**Task goal:**
Below are some records; write them all out again exactly.

---------- Record extracts ----------

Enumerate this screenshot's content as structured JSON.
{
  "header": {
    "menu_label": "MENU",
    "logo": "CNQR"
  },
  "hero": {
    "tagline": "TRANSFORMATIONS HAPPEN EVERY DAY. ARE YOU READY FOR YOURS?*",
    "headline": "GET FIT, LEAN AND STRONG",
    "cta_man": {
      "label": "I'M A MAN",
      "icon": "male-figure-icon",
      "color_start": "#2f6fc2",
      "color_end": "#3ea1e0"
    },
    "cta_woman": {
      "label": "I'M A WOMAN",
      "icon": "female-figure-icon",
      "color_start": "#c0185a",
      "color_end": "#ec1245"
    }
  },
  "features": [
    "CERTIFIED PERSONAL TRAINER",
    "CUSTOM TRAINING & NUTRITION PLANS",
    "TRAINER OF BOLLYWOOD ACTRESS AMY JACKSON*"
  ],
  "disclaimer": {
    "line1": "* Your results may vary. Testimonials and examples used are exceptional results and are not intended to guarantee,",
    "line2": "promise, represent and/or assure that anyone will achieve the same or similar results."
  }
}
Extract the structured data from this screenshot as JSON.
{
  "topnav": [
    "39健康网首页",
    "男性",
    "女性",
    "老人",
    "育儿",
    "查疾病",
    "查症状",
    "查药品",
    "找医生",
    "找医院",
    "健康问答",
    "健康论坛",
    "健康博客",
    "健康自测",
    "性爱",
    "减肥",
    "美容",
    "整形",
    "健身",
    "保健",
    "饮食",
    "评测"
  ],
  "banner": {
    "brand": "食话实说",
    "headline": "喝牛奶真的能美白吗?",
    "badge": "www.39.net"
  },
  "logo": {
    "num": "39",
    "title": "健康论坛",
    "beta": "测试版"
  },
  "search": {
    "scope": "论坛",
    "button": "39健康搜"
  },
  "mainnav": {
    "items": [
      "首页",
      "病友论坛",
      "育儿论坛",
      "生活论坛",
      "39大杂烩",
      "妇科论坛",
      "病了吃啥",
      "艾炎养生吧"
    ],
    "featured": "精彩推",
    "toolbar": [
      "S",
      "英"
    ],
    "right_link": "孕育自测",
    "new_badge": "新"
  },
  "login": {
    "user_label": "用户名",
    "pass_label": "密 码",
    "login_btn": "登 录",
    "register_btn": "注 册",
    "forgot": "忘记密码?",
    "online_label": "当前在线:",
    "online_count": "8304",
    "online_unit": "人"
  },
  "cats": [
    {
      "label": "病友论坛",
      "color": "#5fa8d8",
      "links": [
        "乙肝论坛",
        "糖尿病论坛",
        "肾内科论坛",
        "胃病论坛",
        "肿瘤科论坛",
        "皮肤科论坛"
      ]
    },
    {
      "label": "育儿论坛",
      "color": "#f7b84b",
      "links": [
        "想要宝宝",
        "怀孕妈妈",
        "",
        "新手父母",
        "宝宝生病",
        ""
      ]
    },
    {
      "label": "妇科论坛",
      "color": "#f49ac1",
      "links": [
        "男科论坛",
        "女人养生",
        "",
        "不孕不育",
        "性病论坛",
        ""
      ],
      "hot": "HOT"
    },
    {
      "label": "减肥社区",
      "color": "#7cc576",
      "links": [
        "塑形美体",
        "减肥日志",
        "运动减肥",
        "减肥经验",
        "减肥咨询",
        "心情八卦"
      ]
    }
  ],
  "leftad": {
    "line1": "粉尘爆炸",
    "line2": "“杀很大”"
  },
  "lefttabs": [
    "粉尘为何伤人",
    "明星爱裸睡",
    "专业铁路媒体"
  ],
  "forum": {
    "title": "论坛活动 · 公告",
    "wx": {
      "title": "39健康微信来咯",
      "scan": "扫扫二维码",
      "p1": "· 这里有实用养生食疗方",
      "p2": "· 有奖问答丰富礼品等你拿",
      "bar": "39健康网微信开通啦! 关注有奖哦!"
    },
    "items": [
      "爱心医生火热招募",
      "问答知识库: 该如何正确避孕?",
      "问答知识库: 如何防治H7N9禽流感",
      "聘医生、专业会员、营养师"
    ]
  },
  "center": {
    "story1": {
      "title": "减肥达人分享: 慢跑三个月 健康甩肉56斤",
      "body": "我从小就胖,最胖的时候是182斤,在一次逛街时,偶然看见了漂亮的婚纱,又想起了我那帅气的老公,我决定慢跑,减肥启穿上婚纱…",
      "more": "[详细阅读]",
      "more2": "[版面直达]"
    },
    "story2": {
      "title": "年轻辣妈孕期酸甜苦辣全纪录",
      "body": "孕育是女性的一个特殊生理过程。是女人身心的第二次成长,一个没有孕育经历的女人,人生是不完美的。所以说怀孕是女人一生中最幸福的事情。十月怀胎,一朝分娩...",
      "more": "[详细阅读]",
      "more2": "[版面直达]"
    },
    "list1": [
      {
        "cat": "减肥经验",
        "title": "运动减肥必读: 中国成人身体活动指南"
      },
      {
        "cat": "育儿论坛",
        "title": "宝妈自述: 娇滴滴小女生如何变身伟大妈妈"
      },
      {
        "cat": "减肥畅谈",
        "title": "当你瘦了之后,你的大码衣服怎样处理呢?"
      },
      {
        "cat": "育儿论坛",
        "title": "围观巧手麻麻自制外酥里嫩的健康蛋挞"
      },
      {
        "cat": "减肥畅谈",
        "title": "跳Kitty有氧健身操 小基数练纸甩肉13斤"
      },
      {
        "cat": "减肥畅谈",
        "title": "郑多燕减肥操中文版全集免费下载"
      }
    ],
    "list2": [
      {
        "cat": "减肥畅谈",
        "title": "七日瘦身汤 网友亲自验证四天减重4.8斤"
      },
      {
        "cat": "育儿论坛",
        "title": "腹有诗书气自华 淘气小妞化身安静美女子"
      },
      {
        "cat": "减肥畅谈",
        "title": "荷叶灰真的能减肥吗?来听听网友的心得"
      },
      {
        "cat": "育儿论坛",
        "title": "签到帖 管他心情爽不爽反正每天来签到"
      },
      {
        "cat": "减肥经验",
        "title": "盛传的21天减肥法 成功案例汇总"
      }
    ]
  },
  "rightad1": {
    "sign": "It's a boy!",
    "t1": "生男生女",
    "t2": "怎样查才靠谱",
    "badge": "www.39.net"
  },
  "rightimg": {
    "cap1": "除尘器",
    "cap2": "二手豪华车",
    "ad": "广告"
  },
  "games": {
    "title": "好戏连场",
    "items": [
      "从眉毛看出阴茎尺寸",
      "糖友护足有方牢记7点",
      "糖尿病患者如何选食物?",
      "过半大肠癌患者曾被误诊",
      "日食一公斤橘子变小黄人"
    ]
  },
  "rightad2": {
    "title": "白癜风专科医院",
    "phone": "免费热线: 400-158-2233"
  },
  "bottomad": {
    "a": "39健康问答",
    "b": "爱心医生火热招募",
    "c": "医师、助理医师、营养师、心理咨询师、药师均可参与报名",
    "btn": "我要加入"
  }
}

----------

**Result:**
Enumerate this screenshot's content as structured JSON.
{
  "header": {
    "menu_label": "MENU",
    "logo": "CNQR"
  },
  "hero": {
    "tagline": "TRANSFORMATIONS HAPPEN EVERY DAY. ARE YOU READY FOR YOURS?*",
    "headline": "GET FIT, LEAN AND STRONG",
    "cta_man": {
      "label": "I'M A MAN",
      "icon": "male-figure-icon",
      "color_start": "#2f6fc2",
      "color_end": "#3ea1e0"
    },
    "cta_woman": {
      "label": "I'M A WOMAN",
      "icon": "female-figure-icon",
      "color_start": "#c0185a",
      "color_end": "#ec1245"
    }
  },
  "features": [
    "CERTIFIED PERSONAL TRAINER",
    "CUSTOM TRAINING & NUTRITION PLANS",
    "TRAINER OF BOLLYWOOD ACTRESS AMY JACKSON*"
  ],
  "disclaimer": {
    "line1": "* Your results may vary. Testimonials and examples used are exceptional results and are not intended to guarantee,",
    "line2": "promise, represent and/or assure that anyone will achieve the same or similar results."
  }
}
Extract the structured data from this screenshot as JSON.
{
  "topnav": [
    "39健康网首页",
    "男性",
    "女性",
    "老人",
    "育儿",
    "查疾病",
    "查症状",
    "查药品",
    "找医生",
    "找医院",
    "健康问答",
    "健康论坛",
    "健康博客",
    "健康自测",
    "性爱",
    "减肥",
    "美容",
    "整形",
    "健身",
    "保健",
    "饮食",
    "评测"
  ],
  "banner": {
    "brand": "食话实说",
    "headline": "喝牛奶真的能美白吗?",
    "badge": "www.39.net"
  },
  "logo": {
    "num": "39",
    "title": "健康论坛",
    "beta": "测试版"
  },
  "search": {
    "scope": "论坛",
    "button": "39健康搜"
  },
  "mainnav": {
    "items": [
      "首页",
      "病友论坛",
      "育儿论坛",
      "生活论坛",
      "39大杂烩",
      "妇科论坛",
      "病了吃啥",
      "艾炎养生吧"
    ],
    "featured": "精彩推",
    "toolbar": [
      "S",
      "英"
    ],
    "right_link": "孕育自测",
    "new_badge": "新"
  },
  "login": {
    "user_label": "用户名",
    "pass_label": "密 码",
    "login_btn": "登 录",
    "register_btn": "注 册",
    "forgot": "忘记密码?",
    "online_label": "当前在线:",
    "online_count": "8304",
    "online_unit": "人"
  },
  "cats": [
    {
      "label": "病友论坛",
      "color": "#5fa8d8",
      "links": [
        "乙肝论坛",
        "糖尿病论坛",
        "肾内科论坛",
        "胃病论坛",
        "肿瘤科论坛",
        "皮肤科论坛"
      ]
    },
    {
      "label": "育儿论坛",
      "color": "#f7b84b",
      "links": [
        "想要宝宝",
        "怀孕妈妈",
        "",
        "新手父母",
        "宝宝生病",
        ""
      ]
    },
    {
      "label": "妇科论坛",
      "color": "#f49ac1",
      "links": [
        "男科论坛",
        "女人养生",
        "",
        "不孕不育",
        "性病论坛",
        ""
      ],
      "hot": "HOT"
    },
    {
      "label": "减肥社区",
      "color": "#7cc576",
      "links": [
        "塑形美体",
        "减肥日志",
        "运动减肥",
        "减肥经验",
        "减肥咨询",
        "心情八卦"
      ]
    }
  ],
  "leftad": {
    "line1": "粉尘爆炸",
    "line2": "“杀很大”"
  },
  "lefttabs": [
    "粉尘为何伤人",
    "明星爱裸睡",
    "专业铁路媒体"
  ],
  "forum": {
    "title": "论坛活动 · 公告",
    "wx": {
      "title": "39健康微信来咯",
      "scan": "扫扫二维码",
      "p1": "· 这里有实用养生食疗方",
      "p2": "· 有奖问答丰富礼品等你拿",
      "bar": "39健康网微信开通啦! 关注有奖哦!"
    },
    "items": [
      "爱心医生火热招募",
      "问答知识库: 该如何正确避孕?",
      "问答知识库: 如何防治H7N9禽流感",
      "聘医生、专业会员、营养师"
    ]
  },
  "center": {
    "story1": {
      "title": "减肥达人分享: 慢跑三个月 健康甩肉56斤",
      "body": "我从小就胖,最胖的时候是182斤,在一次逛街时,偶然看见了漂亮的婚纱,又想起了我那帅气的老公,我决定慢跑,减肥启穿上婚纱…",
      "more": "[详细阅读]",
      "more2": "[版面直达]"
    },
    "story2": {
      "title": "年轻辣妈孕期酸甜苦辣全纪录",
      "body": "孕育是女性的一个特殊生理过程。是女人身心的第二次成长,一个没有孕育经历的女人,人生是不完美的。所以说怀孕是女人一生中最幸福的事情。十月怀胎,一朝分娩...",
      "more": "[详细阅读]",
      "more2": "[版面直达]"
    },
    "list1": [
      {
        "cat": "减肥经验",
        "title": "运动减肥必读: 中国成人身体活动指南"
      },
      {
        "cat": "育儿论坛",
        "title": "宝妈自述: 娇滴滴小女生如何变身伟大妈妈"
      },
      {
        "cat": "减肥畅谈",
        "title": "当你瘦了之后,你的大码衣服怎样处理呢?"
      },
      {
        "cat": "育儿论坛",
        "title": "围观巧手麻麻自制外酥里嫩的健康蛋挞"
      },
      {
        "cat": "减肥畅谈",
        "title": "跳Kitty有氧健身操 小基数练纸甩肉13斤"
      },
      {
        "cat": "减肥畅谈",
        "title": "郑多燕减肥操中文版全集免费下载"
      }
    ],
    "list2": [
      {
        "cat": "减肥畅谈",
        "title": "七日瘦身汤 网友亲自验证四天减重4.8斤"
      },
      {
        "cat": "育儿论坛",
        "title": "腹有诗书气自华 淘气小妞化身安静美女子"
      },
      {
        "cat": "减肥畅谈",
        "title": "荷叶灰真的能减肥吗?来听听网友的心得"
      },
      {
        "cat": "育儿论坛",
        "title": "签到帖 管他心情爽不爽反正每天来签到"
      },
      {
        "cat": "减肥经验",
        "title": "盛传的21天减肥法 成功案例汇总"
      }
    ]
  },
  "rightad1": {
    "sign": "It's a boy!",
    "t1": "生男生女",
    "t2": "怎样查才靠谱",
    "badge": "www.39.net"
  },
  "rightimg": {
    "cap1": "除尘器",
    "cap2": "二手豪华车",
    "ad": "广告"
  },
  "games": {
    "title": "好戏连场",
    "items": [
      "从眉毛看出阴茎尺寸",
      "糖友护足有方牢记7点",
      "糖尿病患者如何选食物?",
      "过半大肠癌患者曾被误诊",
      "日食一公斤橘子变小黄人"
    ]
  },
  "rightad2": {
    "title": "白癜风专科医院",
    "phone": "免费热线: 400-158-2233"
  },
  "bottomad": {
    "a": "39健康问答",
    "b": "爱心医生火热招募",
    "c": "医师、助理医师、营养师、心理咨询师、药师均可参与报名",
    "btn": "我要加入"
  }
}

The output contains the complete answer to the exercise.